Apple's pledge was the least specific of those offered by Big Tech firms represented at today's meeting.
Microsoft pledged a $20 billion investment in security solutions over five years, CEO Satya Nadella said in a tweet. He added that $150 million will help U.S. government agencies upgrade their existing systems and expand the company's cybersecurity training partnerships.
Google promised to invest more than $10 billion over five years toward cybersecurity efforts and said it would train 100,000 people in IT support, data analytics and other related fields through its Career Certificate program, CEO Sundar Pichai said in a tweet.
IBM committed to the training of 150,000 people in cybersecurity skills in three years and announced a new data storage solution for critical infrastructure companies, the report said. The company also said it would partner with Historically Black Colleges and Universities to further workforce diversification, and noted that it is currently working on encryption methods for quantum computing.

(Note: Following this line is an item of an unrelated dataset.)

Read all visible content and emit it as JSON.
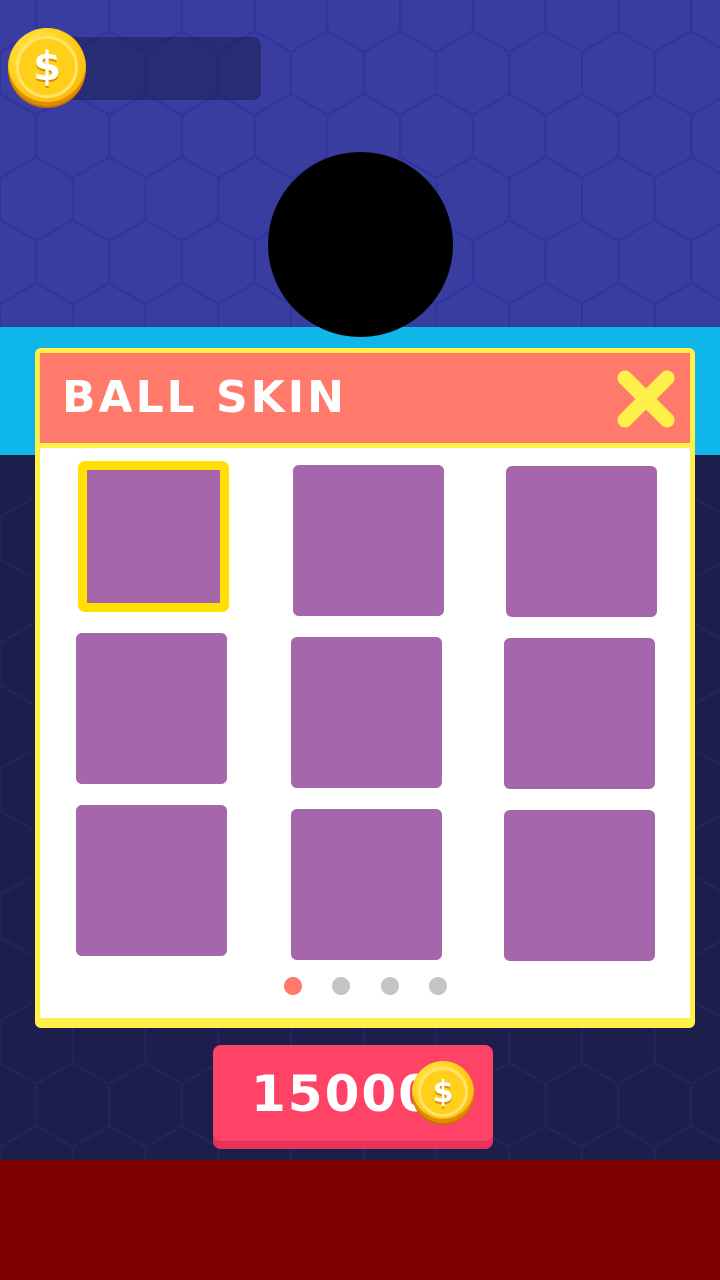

Amazon Web Services plans to roll out free multi-factor authentication devices to account holders and said it will offer "Security Awareness training" to organizations and individuals, according to CNBC.
During the meeting, Biden framed cybersecurity as an urgent matter of national security and called on the private sector to beef up existing assets.
"The reality is most of our critical infrastructure is owned and operated by the private sector, and the federal government can't meet this challenge alone," Biden said at the meeting, according to The Washington Post. "You have the power, capacity and responsibility, I believe, to raise the bar on cybersecurity. Ultimately we've got a lot of work to do."